(Items from an interface collection)
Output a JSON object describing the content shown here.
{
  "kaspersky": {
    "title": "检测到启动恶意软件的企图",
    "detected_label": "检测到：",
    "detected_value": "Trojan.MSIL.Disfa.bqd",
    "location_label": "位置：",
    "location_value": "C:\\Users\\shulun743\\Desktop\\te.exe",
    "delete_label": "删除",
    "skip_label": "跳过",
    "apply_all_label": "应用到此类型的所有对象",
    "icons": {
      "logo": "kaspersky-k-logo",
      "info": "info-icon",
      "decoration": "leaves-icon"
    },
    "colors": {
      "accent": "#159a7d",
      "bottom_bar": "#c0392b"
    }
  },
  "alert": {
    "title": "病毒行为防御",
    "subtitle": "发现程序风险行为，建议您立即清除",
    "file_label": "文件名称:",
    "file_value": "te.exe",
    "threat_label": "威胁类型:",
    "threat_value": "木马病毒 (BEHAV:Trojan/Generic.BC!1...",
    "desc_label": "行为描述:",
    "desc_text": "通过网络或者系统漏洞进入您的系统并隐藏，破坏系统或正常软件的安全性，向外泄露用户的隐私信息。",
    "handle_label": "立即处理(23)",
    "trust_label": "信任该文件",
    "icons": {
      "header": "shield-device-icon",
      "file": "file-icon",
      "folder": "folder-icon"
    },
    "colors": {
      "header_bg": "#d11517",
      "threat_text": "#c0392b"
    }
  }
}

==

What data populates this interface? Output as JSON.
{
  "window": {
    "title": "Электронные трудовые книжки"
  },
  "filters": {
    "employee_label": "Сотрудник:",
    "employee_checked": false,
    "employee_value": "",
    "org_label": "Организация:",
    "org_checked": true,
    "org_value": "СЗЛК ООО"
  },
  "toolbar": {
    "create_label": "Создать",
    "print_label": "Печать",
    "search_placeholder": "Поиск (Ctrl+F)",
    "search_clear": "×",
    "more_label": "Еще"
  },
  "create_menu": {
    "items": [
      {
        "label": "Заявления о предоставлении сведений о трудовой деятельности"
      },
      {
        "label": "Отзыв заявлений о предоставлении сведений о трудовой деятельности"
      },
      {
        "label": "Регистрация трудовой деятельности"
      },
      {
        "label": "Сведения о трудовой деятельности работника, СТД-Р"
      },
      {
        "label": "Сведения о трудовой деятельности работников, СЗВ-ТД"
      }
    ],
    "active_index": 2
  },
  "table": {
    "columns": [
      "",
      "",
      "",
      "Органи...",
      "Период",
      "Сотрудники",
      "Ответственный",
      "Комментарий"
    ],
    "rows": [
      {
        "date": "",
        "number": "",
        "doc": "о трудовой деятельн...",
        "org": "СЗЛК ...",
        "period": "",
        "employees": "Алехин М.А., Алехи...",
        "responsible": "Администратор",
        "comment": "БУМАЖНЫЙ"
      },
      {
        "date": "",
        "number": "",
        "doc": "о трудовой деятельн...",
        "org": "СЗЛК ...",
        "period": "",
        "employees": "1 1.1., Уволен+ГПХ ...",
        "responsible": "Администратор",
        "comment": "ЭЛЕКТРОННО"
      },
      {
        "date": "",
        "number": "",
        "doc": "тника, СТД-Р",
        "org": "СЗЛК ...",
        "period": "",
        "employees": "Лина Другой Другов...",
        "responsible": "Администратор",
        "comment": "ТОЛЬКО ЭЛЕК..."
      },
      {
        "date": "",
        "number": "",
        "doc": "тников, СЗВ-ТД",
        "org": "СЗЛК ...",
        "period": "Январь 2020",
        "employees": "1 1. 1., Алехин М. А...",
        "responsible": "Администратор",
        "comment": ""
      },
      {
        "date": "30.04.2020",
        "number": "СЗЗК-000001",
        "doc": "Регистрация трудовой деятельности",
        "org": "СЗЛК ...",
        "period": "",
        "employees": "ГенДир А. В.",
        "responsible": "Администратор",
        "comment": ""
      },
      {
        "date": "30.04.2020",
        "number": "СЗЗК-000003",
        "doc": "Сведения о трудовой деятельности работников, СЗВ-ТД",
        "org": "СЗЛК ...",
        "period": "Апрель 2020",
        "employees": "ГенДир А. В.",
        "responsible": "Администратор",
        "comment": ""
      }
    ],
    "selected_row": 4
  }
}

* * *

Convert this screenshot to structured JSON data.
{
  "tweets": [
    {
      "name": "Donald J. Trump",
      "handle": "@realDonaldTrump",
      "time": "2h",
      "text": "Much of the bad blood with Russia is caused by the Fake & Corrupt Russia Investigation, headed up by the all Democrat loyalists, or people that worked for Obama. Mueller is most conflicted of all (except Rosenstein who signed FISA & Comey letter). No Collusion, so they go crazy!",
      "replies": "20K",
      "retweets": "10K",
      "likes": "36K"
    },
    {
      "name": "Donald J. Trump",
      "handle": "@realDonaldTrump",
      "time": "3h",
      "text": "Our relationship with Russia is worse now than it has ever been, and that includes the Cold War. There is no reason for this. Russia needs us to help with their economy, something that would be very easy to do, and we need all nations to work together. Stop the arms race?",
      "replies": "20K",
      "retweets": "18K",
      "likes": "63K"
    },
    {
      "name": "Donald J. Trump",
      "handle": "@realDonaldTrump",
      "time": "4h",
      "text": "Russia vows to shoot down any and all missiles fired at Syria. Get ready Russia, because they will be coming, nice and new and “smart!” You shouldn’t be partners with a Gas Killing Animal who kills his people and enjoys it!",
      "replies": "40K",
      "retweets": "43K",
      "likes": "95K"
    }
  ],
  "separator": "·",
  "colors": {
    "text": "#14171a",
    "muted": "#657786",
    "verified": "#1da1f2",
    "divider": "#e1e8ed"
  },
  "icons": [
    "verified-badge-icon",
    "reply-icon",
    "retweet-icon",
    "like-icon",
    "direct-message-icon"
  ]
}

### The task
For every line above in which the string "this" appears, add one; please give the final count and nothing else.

### Solved problem
3